\ \ [14] The idea underlying contumelyinsolence’ is ‘swelling up’. It comes, via Old French contumelie, from Latin contumēliainsult, reproach’, a compound noun formed from the intensive prefix com- and (probably) tumēreswell’ (source of English tumour). The sense development – from being ‘puffed up’ and ‘angry’, ‘proud’, or ‘stubborn’ through ‘overbearing’ to ‘insulting’ – appears also to be reflected in contumacyinsubordination’ [14], whose Latin source contumācia likewise probably came from tumēre.

Word origins - 2ed. . 2005.

Игры ⚽ Поможем написать курсовую

Look at other dictionaries:

  • Contumely — Con tu*me*ly, n. [L. contumelia, prob. akin to contemnere to despise: cf. OF. contumelie. Cf. {Contumacy}.] Rudeness compounded of haughtiness and contempt; scornful insolence; despiteful treatment; disdain; contemptuousness in act or speech;… …   The Collaborative International Dictionary of English

  • contumely — I noun abuse, affront, arrogance, aspersion, berating, castigation, contempt, contemptuous treatment, contemptuousness, contumelia, derision, despite, despiteful treatment, discourtesy, disdain, disdainfulness, dishonor, disrespect, effrontery,… …   Law dictionary

  • contumely — (n.) late 14c., from O.Fr. contumelie, from L. contumelia a reproach, insult, probably related to contumax haughty, stubborn, from com , intensive prefix (see COM (Cf. com )), + tumere to swell up (see THIGH (Cf. thigh)). The unhappy man left his …   Etymology dictionary

  • contumely — ► NOUN (pl. contumelies) archaic ▪ insolent or insulting language or treatment. DERIVATIVES contumelious adjective. ORIGIN Latin contumelia, perhaps from tumere to swell …   English terms dictionary

  • contumely — [kän′to͞o mə lē, kän′tyo͞omə lē; kän′to͞om lē, kän′tyo͞omlē; kən too′mə lē, kəntyoo′mə lē] n. pl. contumelies [ME contumelie < OFr < L contumelia, a reproach, abuse; prob. akin to CONTUMACY] 1. haughty and contemptuous rudeness; insulting… …   English World dictionary

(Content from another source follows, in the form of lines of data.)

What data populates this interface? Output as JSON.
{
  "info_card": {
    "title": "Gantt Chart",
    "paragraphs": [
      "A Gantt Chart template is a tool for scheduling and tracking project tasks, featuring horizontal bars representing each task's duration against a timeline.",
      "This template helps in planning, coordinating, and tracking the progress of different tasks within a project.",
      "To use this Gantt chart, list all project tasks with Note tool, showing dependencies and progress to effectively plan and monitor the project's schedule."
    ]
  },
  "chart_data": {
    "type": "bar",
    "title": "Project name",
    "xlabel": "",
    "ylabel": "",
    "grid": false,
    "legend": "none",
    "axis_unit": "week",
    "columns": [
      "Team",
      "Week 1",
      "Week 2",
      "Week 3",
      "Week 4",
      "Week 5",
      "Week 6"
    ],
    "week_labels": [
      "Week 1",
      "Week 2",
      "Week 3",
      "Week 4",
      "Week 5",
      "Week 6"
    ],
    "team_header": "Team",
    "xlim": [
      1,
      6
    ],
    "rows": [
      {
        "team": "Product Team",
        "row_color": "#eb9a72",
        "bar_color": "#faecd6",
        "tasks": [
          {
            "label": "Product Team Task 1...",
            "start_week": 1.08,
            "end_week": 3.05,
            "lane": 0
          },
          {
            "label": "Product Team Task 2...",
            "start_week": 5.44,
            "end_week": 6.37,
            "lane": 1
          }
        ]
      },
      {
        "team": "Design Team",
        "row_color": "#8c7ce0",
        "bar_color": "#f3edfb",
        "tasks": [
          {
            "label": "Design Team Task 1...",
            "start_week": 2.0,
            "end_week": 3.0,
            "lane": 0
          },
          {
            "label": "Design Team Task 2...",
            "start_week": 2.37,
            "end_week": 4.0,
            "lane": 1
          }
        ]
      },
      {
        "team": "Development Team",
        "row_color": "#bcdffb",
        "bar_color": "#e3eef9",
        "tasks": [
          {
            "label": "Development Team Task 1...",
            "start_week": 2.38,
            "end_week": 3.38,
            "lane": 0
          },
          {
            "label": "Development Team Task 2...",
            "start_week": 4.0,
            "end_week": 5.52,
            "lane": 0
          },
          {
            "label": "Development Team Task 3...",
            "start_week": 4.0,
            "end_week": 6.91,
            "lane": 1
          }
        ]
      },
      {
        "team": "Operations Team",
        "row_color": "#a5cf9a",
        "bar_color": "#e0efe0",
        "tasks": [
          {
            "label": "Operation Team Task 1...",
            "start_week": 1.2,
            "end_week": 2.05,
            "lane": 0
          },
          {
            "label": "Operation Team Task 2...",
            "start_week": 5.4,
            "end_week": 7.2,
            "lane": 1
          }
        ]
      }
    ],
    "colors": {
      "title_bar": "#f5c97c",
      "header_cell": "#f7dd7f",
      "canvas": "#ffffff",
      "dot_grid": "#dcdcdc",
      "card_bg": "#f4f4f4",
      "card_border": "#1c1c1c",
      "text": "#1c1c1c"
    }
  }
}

  • contumely — [14] The idea underlying contumely ‘insolence’ is ‘swelling up’. It comes, via Old French contumelie, from Latin contumēlia ‘insult, reproach’, a compound noun formed from the intensive prefix com and (probably) tumēre ‘swell’ (source of English… …   The Hutchinson dictionary of word origins

  • contumely — noun (plural lies) Etymology: Middle English contumelie, from Middle French, from Latin contumelia Date: 14th century harsh language or treatment arising from haughtiness and contempt; also an instance of such language or treatment …   New Collegiate Dictionary

  • contumely — contumelious /kon tooh mee lee euhs, tyooh /, adj. contumeliously, adv. contumeliousness, n. /kon too meuh lee, tyoo ; keuhn tooh meuh lee, tyooh ; kon teuhm lee, tyoohm, cheuhm/, n., pl. contumelies. 1. insulting display of contempt in words or… …   Universalium

  • contumely — noun /ˈkɒntjuːm(ə)li/ Rude language or behaviour; scorn, insult. For who would bear the whips and scorns of time …   Wiktionary

  • contumely — Synonyms and related words: abuse, affront, airs, animadversion, arrogance, aspersion, assailing, assault, assurance, atrocity, attack, audacity, berating, billingsgate, bitter words, blackening, boldness, brickbat, bumptiousness, calumny,… …   Moby Thesaurus

Share the article and excerpts

Direct link
Do a right-click on the link above
and select “Copy Link”